Since the attacks on the French satirical magazine Charlie Hebdo, people of all ages and beliefs have stood together to condemn the terrorists’ actions in what has proved to be an unprecedented global response. The hashtag “#JeSuisCharlie” quickly erupted on Twitter, trending at a peak of 6,500 tweets per minute the day following the massacre. On the Sunday after, presidents, prime ministers, and an estimated one million individuals participated in a solidarity rally that spanned the streets of Paris, all in support of Charlie Hebdo.
But is Charlie Hebdo deserving of the overwhelming support it has received from the global community over the past couple of weeks? The search for moral clarity in the wake of the tragedy isn’t as easy as some have made it out to be.
For sure, the global community is right to condemn the terrorists who perpetrated the Charlie Hebdo shooting. No argument can justify the killing of 12 individuals, no matter how offended a group may be. But what do we mean when we chant “Je Suis Charlie” in unison? With whom are we standing in solidarity?
A quick survey of Charlie’s portfolio raises doubts about its image as a righteous crusader for the freedom of speech. From crude, stereotyped depictions of Arabs and Africans to several drawings of the Prophet Muhammad in naked, insulting poses, Charlie Hebdo’s brand of satire is rife with racially charged and extremely insensitive undertones. A line must be drawn between satire that seeks to reveal hypocrisy and inform, and the kind of crass mockery that serves to provoke and insult.
And let’s not forget the broader context. The periodical exists in a France that has seen growing tensions between the majority of its population and already marginalized Muslim minorities. Following a similar turban ban passed in 2004, an act passed by the French Senate in 2010 prohibited the use of face-covering head gear like the burqa. To date the law has been upheld by the European Court of Human Rights despite continuing to infringe on some of French Muslim citizens’ right to freely exercise their religion.

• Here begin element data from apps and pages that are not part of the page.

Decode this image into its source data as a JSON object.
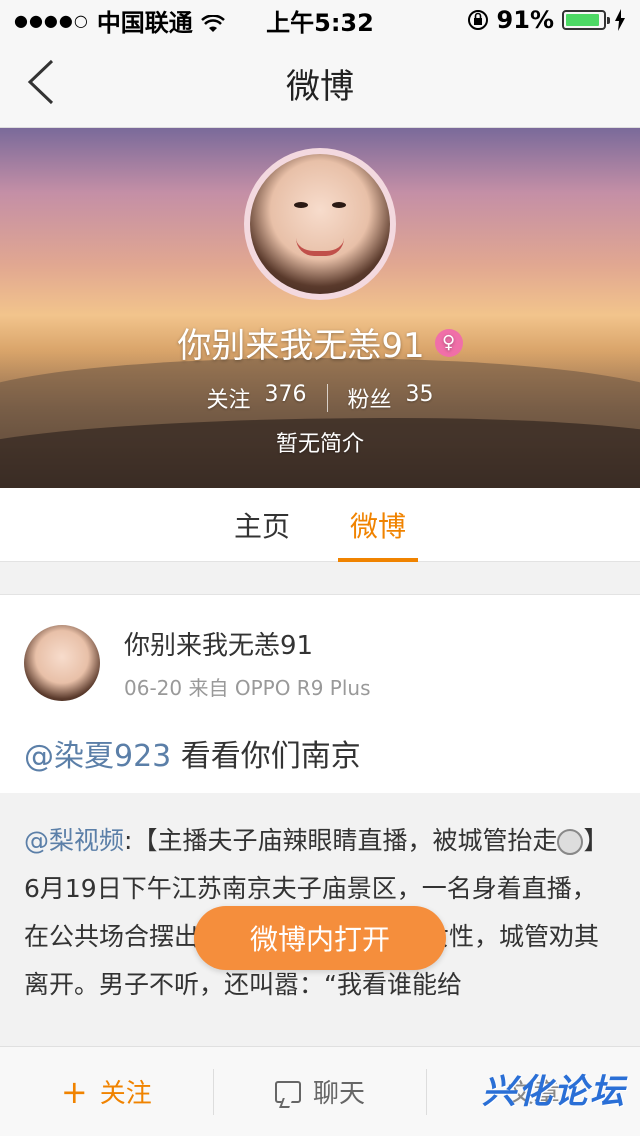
{
  "status_bar": {
    "signal": "●●●●○",
    "carrier": "中国联通",
    "time": "上午5:32",
    "battery_percent": "91%",
    "battery_level": 0.91
  },
  "nav": {
    "title": "微博"
  },
  "profile": {
    "name": "你别来我无恙91",
    "following_label": "关注",
    "following_count": "376",
    "followers_label": "粉丝",
    "followers_count": "35",
    "bio": "暂无简介"
  },
  "tabs": [
    {
      "label": "主页"
    },
    {
      "label": "微博"
    }
  ],
  "post": {
    "author": "你别来我无恙91",
    "meta": "06-20 来自 OPPO R9 Plus",
    "mention": "@染夏923",
    "text": " 看看你们南京",
    "repost": {
      "mention": "@梨视频",
      "text_part1": ":【主播夫子庙辣眼睛直播，被城管抬走",
      "text_part2": "】6月19日下午江苏南京夫子庙景区，一名身着",
      "text_part3": "直播，在公共场合摆出不雅动作还骚扰路过女性，城管劝其离开。男子不听，还叫嚣：“我看谁能给"
    }
  },
  "open_button": "微博内打开",
  "bottom_bar": {
    "follow": "关注",
    "chat": "聊天",
    "third": "文章"
  },
  "watermark": "兴化论坛",
  "colors": {
    "accent": "#f08300",
    "link": "#5b7fa8",
    "open_button": "#f58e3c"
  }
}
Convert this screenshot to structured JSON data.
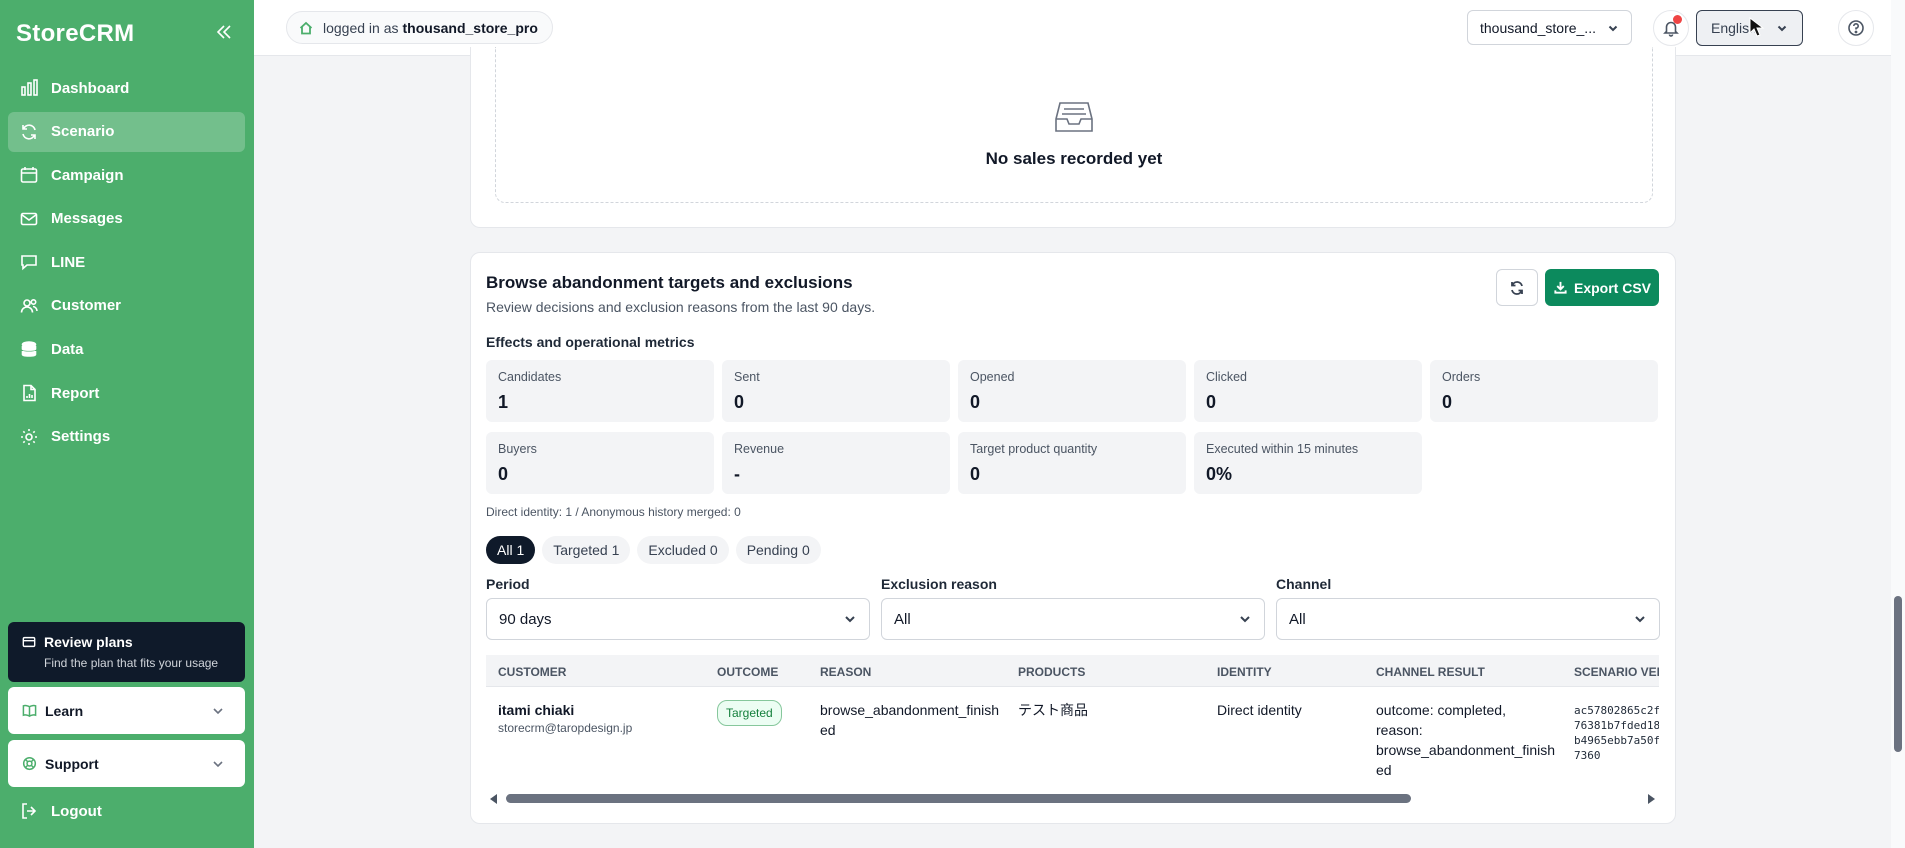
{
  "brand": "StoreCRM",
  "nav": [
    {
      "label": "Dashboard",
      "icon": "chart-bar-icon"
    },
    {
      "label": "Scenario",
      "icon": "refresh-cycle-icon",
      "active": true
    },
    {
      "label": "Campaign",
      "icon": "calendar-icon"
    },
    {
      "label": "Messages",
      "icon": "envelope-icon"
    },
    {
      "label": "LINE",
      "icon": "chat-bubble-icon"
    },
    {
      "label": "Customer",
      "icon": "users-icon"
    },
    {
      "label": "Data",
      "icon": "database-icon"
    },
    {
      "label": "Report",
      "icon": "document-icon"
    },
    {
      "label": "Settings",
      "icon": "gear-icon"
    }
  ],
  "plan": {
    "title": "Review plans",
    "subtitle": "Find the plan that fits your usage"
  },
  "learn_label": "Learn",
  "support_label": "Support",
  "logout_label": "Logout",
  "topbar": {
    "logged_in_prefix": "logged in as",
    "user": "thousand_store_pro",
    "store_selected": "thousand_store_...",
    "language": "English"
  },
  "empty_message": "No sales recorded yet",
  "browse": {
    "title": "Browse abandonment targets and exclusions",
    "subtitle": "Review decisions and exclusion reasons from the last 90 days.",
    "export_label": "Export CSV",
    "metrics_heading": "Effects and operational metrics",
    "metrics": [
      {
        "label": "Candidates",
        "value": "1"
      },
      {
        "label": "Sent",
        "value": "0"
      },
      {
        "label": "Opened",
        "value": "0"
      },
      {
        "label": "Clicked",
        "value": "0"
      },
      {
        "label": "Orders",
        "value": "0"
      },
      {
        "label": "Buyers",
        "value": "0"
      },
      {
        "label": "Revenue",
        "value": "-"
      },
      {
        "label": "Target product quantity",
        "value": "0"
      },
      {
        "label": "Executed within 15 minutes",
        "value": "0%"
      }
    ],
    "identity_note": "Direct identity: 1 / Anonymous history merged: 0",
    "filter_chips": [
      "All 1",
      "Targeted 1",
      "Excluded 0",
      "Pending 0"
    ],
    "period_label": "Period",
    "period_value": "90 days",
    "exclusion_label": "Exclusion reason",
    "exclusion_value": "All",
    "channel_label": "Channel",
    "channel_value": "All"
  },
  "table": {
    "headers": [
      "CUSTOMER",
      "OUTCOME",
      "REASON",
      "PRODUCTS",
      "IDENTITY",
      "CHANNEL RESULT",
      "SCENARIO VER"
    ],
    "row": {
      "customer_name": "itami chiaki",
      "customer_email": "storecrm@taropdesign.jp",
      "outcome": "Targeted",
      "reason_l1": "browse_abandonment_finish",
      "reason_l2": "ed",
      "products": "テスト商品",
      "identity": "Direct identity",
      "channel_l1": "outcome: completed,",
      "channel_l2": "reason:",
      "channel_l3": "browse_abandonment_finish",
      "channel_l4": "ed",
      "ver_l1": "ac57802865c2f",
      "ver_l2": "76381b7fded18",
      "ver_l3": "b4965ebb7a50f",
      "ver_l4": "7360"
    }
  }
}
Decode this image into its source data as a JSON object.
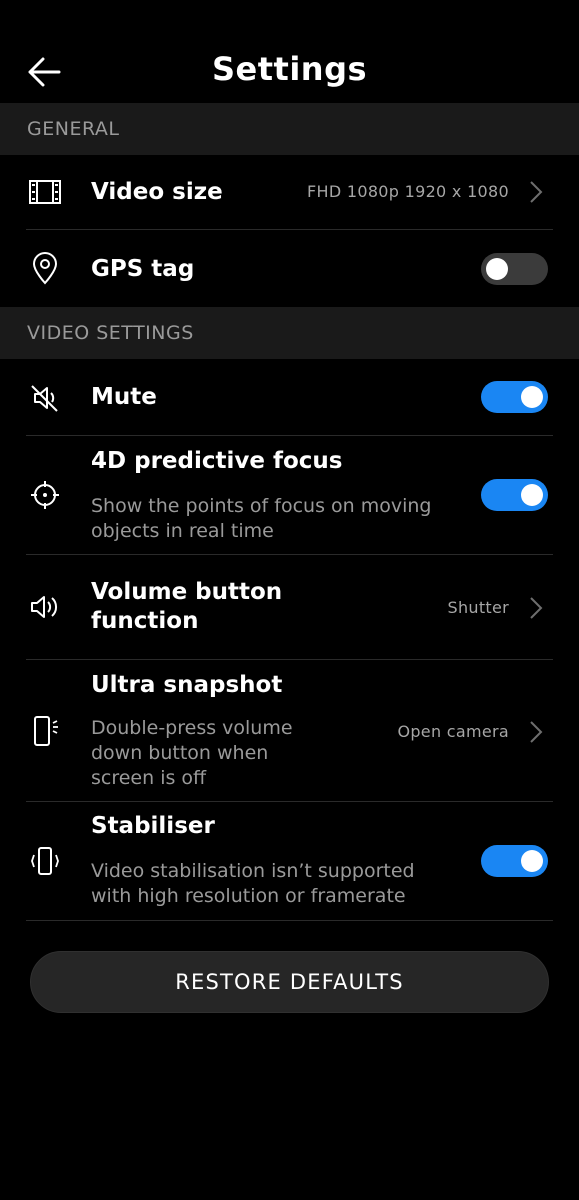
{
  "header": {
    "title": "Settings",
    "back_icon": "arrow-left-icon"
  },
  "sections": {
    "general": {
      "label": "GENERAL"
    },
    "video_settings": {
      "label": "VIDEO SETTINGS"
    }
  },
  "items": {
    "video_size": {
      "icon": "film-frame-icon",
      "title": "Video size",
      "value": "FHD 1080p 1920 x 1080"
    },
    "gps_tag": {
      "icon": "location-pin-icon",
      "title": "GPS tag",
      "toggle": "off"
    },
    "mute": {
      "icon": "speaker-muted-icon",
      "title": "Mute",
      "toggle": "on"
    },
    "predictive_focus": {
      "icon": "crosshair-icon",
      "title": "4D predictive focus",
      "subtitle_line1": "Show the points of focus on moving",
      "subtitle_line2": "objects in real time",
      "toggle": "on"
    },
    "volume_button": {
      "icon": "speaker-volume-icon",
      "title_line1": "Volume button",
      "title_line2": "function",
      "value": "Shutter"
    },
    "ultra_snapshot": {
      "icon": "phone-snapshot-icon",
      "title": "Ultra snapshot",
      "subtitle_line1": "Double-press volume",
      "subtitle_line2": "down button when",
      "subtitle_line3": "screen is off",
      "value": "Open camera"
    },
    "stabiliser": {
      "icon": "phone-vibrate-icon",
      "title": "Stabiliser",
      "subtitle_line1": "Video stabilisation isn’t supported",
      "subtitle_line2": "with high resolution or framerate",
      "toggle": "on"
    }
  },
  "footer": {
    "restore_label": "RESTORE DEFAULTS"
  },
  "colors": {
    "accent": "#1a86f3",
    "background": "#000000",
    "section_bg": "#1a1a1a",
    "secondary_text": "#9a9a9a"
  }
}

Yet the 2010 ban on burqas is only the tip of the iceberg when it comes to growing Islamophobia in France. Countless French mosques have been subject to vandalism and graffiti. And in 2008, 148 Muslim graves in France’s biggest WWI cemetery in Arras were desecrated with hateful slogans. Charlie Hebdo has often reflected and amplified this underlying racial prejudice already present in the backdrop of French society.
Tensions have only worsened since the shootings. On the day following the incident, three training grenades were thrown at Mosquee de Sablone and an explosion battered down a kebab shop in the small town of Villefranche-sur-Saône. Compare this to the response in Australia after similar shootings took place in Sydney in mid-December. An example for the rest of the world, thousands of Australians took to Twitter where the hashtag “#illridewithyou” shortly started to trend in a unique show of solidarity with the Muslim community.
So the question emerges: to be Charlie Hebdo or not to be Charlie Hebdo? The actions of the terrorists that took several lives that day should surely be condemned, but we must not lose ourselves to the very kind of blind hatred and bigotry that we condemn these acts for. In Sydney and Paris, the global community has seen two different aftermaths of horrible acts of violence. And, it’s entirely a choice in perspective that made the difference between these two reactions. We must recognize the nuances that surround these tragedies and continue to eschew the “you’re either with us or against us” stance that had defined U.S. foreign policy for so long.
Our solidarity with Charlie Hebdo’s right to free speech must not extend to solidarity with the callousness and intolerance that has defined so many of their cartoons. Our censure for the terrorists’ actions must not extend to censure of the innocent adherents of a religion of peace. This is the standard of tolerance and understanding that we and the rest of the global community must uphold ourselves and each other to.
As President Obama remarked to the U.N. General Assembly in 2012, “The future must not belong to those who slander the prophet of Islam. Yet to be credible, those who condemn that slander must also condemn the hate we see when the image of Jesus Christ is desecrated, churches are destroyed, or the Holocaust is denied.”
It is our moral imperative to follow the path carved out by those in Sydney and understand that things aren’t either white or black, that the actions of a few extremists can’t define an entire group. It’s just not as simple as Je Suis Charlie or Je Ne Suis Pas Charlie.
Archis R. Bhandarkar is a member of the Class of 2018.